Does having a history of sexual coercion make teens less likely to look after their sexual health?

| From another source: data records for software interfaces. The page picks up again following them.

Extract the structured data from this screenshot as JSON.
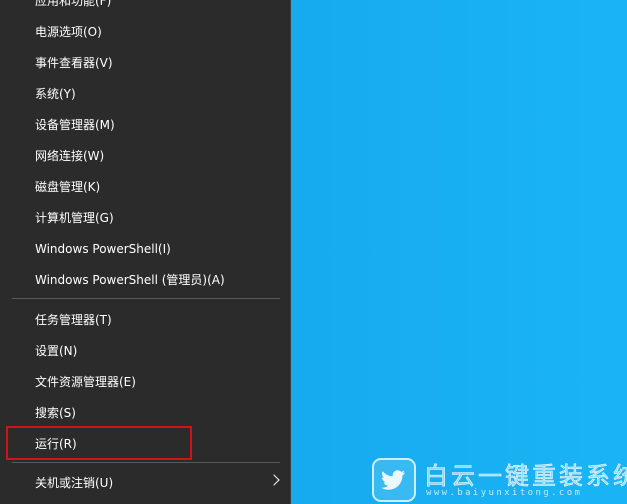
{
  "menu": {
    "items": [
      {
        "label": "应用和功能(F)"
      },
      {
        "label": "电源选项(O)"
      },
      {
        "label": "事件查看器(V)"
      },
      {
        "label": "系统(Y)"
      },
      {
        "label": "设备管理器(M)"
      },
      {
        "label": "网络连接(W)"
      },
      {
        "label": "磁盘管理(K)"
      },
      {
        "label": "计算机管理(G)"
      },
      {
        "label": "Windows PowerShell(I)"
      },
      {
        "label": "Windows PowerShell (管理员)(A)"
      },
      {
        "label": "任务管理器(T)"
      },
      {
        "label": "设置(N)"
      },
      {
        "label": "文件资源管理器(E)"
      },
      {
        "label": "搜索(S)"
      },
      {
        "label": "运行(R)"
      },
      {
        "label": "关机或注销(U)"
      }
    ]
  },
  "watermark": {
    "title": "白云一键重装系统",
    "url": "www.baiyunxitong.com"
  },
  "colors": {
    "menu_background": "#2b2b2b",
    "desktop_blue": "#16aaee",
    "highlight_red": "#d0121b"
  },
  "icons": {
    "submenu_arrow": "chevron-right-icon",
    "watermark_logo": "twitter-bird-icon"
  }
}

Quite the opposite.

Lucia F. O'Sullivan, Ph.D.

It is incredible to realize that despite decades of efforts to reduce rates of sexual coercion—there has been no change in rates at all. 

Drs. Lucia O’Sullivan, Sandra Byers, Lori Brotto, and Jo Ann Majerovich examined whether adolescents who had a history of sexual coercion were less likely to look after their sexual health—that is, was access to and use of sexual health care services lower for those teens with a history of sexual coercion compared to those with no such history?

They found that 30% of participants (somewhat more female than male) had experienced an incident of sexual coercion since the age of 14.

Surprisingly, those with a history of coercion reported more sexual health-related visits than did those without.  There were no differences between the two groups in difficulty accessing care, perceived quality of care, or rates of unmet health needs.

Those who reported a history of sexual coercion had over 8 times the odds of having a sexual health-focused visit if they had had a routine checkup in the previous year.

What this means is that teens with a coercion history who are visiting their health care provider for any reason are more likely to have their sexual health needs met.  Probably health care providers are using the routine visit as an opportunity to inquire about sexual matters or these teens have more trust in their provider or the health care system—enough to bring up important matters.